# Work instruction:
Write out exactly the lines running from the one that contains "What data populates" through the end of the material.
----- Extracted entries
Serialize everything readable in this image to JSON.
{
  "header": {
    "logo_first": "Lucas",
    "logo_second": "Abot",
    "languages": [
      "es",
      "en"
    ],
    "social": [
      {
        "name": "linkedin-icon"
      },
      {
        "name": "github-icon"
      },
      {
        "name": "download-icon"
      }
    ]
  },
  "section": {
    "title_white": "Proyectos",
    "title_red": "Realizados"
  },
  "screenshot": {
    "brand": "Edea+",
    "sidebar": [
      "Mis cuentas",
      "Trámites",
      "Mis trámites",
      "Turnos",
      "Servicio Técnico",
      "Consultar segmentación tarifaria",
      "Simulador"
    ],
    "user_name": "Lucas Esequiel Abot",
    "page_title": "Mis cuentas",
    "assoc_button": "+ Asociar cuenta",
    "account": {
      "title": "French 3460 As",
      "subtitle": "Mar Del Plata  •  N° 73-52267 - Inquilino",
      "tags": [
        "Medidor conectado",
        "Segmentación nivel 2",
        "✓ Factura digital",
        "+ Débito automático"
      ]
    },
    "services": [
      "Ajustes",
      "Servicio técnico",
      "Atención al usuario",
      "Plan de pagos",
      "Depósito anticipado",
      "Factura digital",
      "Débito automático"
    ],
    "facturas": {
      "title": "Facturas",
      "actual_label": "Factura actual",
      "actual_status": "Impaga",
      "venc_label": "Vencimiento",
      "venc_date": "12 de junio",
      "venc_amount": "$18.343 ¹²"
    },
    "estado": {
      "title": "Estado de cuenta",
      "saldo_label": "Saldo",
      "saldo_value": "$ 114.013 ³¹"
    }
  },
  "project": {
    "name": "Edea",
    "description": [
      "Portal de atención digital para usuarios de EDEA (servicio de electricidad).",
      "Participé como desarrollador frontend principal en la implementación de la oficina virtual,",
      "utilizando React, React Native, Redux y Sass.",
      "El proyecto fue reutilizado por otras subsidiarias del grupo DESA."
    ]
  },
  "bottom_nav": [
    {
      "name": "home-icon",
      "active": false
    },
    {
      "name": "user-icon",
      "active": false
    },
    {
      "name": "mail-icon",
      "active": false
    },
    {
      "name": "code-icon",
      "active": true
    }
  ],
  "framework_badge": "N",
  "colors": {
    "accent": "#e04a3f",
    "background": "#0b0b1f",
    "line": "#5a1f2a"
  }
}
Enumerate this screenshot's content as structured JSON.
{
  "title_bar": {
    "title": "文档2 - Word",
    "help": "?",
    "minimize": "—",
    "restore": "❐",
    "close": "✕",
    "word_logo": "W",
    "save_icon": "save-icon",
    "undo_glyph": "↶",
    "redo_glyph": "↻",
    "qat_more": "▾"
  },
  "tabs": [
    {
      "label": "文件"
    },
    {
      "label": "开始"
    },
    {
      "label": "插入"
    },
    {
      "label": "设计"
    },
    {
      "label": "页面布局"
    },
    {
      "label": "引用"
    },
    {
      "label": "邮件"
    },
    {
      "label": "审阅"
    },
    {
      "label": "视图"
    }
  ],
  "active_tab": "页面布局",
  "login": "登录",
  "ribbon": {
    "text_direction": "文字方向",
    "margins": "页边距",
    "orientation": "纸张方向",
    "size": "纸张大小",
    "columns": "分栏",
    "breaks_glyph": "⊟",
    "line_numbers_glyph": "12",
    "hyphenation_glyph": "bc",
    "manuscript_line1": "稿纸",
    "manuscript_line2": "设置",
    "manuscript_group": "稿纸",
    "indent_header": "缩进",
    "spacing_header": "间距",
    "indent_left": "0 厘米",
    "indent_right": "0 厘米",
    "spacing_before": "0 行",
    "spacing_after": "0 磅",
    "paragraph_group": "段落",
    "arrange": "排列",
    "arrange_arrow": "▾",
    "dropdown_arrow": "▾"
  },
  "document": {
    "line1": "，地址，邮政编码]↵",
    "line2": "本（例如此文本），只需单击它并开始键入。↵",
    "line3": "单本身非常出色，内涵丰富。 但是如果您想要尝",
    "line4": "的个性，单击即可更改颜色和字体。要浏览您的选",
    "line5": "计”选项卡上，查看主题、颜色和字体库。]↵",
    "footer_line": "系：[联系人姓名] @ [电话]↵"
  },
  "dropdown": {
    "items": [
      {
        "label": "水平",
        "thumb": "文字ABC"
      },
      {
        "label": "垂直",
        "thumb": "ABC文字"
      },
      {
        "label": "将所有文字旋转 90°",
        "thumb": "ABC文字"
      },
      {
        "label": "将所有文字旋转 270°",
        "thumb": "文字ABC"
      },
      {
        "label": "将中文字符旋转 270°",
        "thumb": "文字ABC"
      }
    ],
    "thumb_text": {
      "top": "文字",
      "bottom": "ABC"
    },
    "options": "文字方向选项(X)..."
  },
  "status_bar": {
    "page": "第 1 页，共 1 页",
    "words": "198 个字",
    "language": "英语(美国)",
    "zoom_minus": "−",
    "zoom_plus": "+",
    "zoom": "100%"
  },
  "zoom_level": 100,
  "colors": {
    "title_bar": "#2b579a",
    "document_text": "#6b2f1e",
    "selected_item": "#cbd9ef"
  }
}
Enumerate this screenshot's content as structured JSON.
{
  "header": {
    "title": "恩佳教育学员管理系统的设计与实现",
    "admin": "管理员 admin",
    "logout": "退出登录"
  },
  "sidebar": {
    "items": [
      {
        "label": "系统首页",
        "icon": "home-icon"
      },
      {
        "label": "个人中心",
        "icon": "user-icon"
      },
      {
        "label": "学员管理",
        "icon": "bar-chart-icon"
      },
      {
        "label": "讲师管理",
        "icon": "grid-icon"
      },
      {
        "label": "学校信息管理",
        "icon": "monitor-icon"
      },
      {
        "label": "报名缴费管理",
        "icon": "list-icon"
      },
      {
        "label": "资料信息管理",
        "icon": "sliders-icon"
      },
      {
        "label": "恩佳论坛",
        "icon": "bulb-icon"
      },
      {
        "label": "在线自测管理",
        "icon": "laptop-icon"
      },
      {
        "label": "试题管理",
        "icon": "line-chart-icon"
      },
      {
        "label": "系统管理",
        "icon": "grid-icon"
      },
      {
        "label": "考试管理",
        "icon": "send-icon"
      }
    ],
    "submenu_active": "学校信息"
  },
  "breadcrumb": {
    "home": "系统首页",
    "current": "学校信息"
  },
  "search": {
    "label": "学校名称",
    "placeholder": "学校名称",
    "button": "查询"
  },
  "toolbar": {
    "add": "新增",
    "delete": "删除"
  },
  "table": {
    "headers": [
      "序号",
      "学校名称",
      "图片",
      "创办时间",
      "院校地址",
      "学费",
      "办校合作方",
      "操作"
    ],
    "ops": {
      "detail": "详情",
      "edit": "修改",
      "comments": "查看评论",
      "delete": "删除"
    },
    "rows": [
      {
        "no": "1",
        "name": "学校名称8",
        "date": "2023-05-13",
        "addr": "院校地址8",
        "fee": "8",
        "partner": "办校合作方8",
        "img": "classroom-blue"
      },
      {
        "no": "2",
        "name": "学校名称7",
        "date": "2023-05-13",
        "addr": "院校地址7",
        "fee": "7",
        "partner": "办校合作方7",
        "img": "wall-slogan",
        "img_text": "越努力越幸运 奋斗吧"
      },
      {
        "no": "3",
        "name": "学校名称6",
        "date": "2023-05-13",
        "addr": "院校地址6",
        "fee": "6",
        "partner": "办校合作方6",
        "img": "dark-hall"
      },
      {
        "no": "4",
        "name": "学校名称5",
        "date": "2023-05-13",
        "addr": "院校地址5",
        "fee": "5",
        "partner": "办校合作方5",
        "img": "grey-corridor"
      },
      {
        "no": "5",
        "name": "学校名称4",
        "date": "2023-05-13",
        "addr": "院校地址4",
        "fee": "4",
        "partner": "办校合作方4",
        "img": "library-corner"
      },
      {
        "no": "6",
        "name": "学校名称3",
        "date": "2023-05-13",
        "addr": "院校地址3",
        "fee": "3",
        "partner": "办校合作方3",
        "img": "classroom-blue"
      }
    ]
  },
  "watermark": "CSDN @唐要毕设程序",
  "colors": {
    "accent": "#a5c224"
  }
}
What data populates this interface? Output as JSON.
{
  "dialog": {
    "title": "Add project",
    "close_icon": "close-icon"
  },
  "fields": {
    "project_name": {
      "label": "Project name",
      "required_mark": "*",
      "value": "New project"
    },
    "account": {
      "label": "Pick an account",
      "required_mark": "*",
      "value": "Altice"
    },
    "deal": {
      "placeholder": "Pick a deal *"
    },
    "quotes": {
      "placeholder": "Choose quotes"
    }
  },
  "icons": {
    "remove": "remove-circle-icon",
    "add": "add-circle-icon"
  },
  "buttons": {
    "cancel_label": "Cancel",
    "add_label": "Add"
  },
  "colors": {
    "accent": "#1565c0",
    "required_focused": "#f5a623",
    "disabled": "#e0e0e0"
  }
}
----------
# Output for this exercise:
What data populates this interface? Output as JSON.
{
  "dialog": {
    "title": "Add project",
    "close_icon": "close-icon"
  },
  "fields": {
    "project_name": {
      "label": "Project name",
      "required_mark": "*",
      "value": "New project"
    },
    "account": {
      "label": "Pick an account",
      "required_mark": "*",
      "value": "Altice"
    },
    "deal": {
      "placeholder": "Pick a deal *"
    },
    "quotes": {
      "placeholder": "Choose quotes"
    }
  },
  "icons": {
    "remove": "remove-circle-icon",
    "add": "add-circle-icon"
  },
  "buttons": {
    "cancel_label": "Cancel",
    "add_label": "Add"
  },
  "colors": {
    "accent": "#1565c0",
    "required_focused": "#f5a623",
    "disabled": "#e0e0e0"
  }
}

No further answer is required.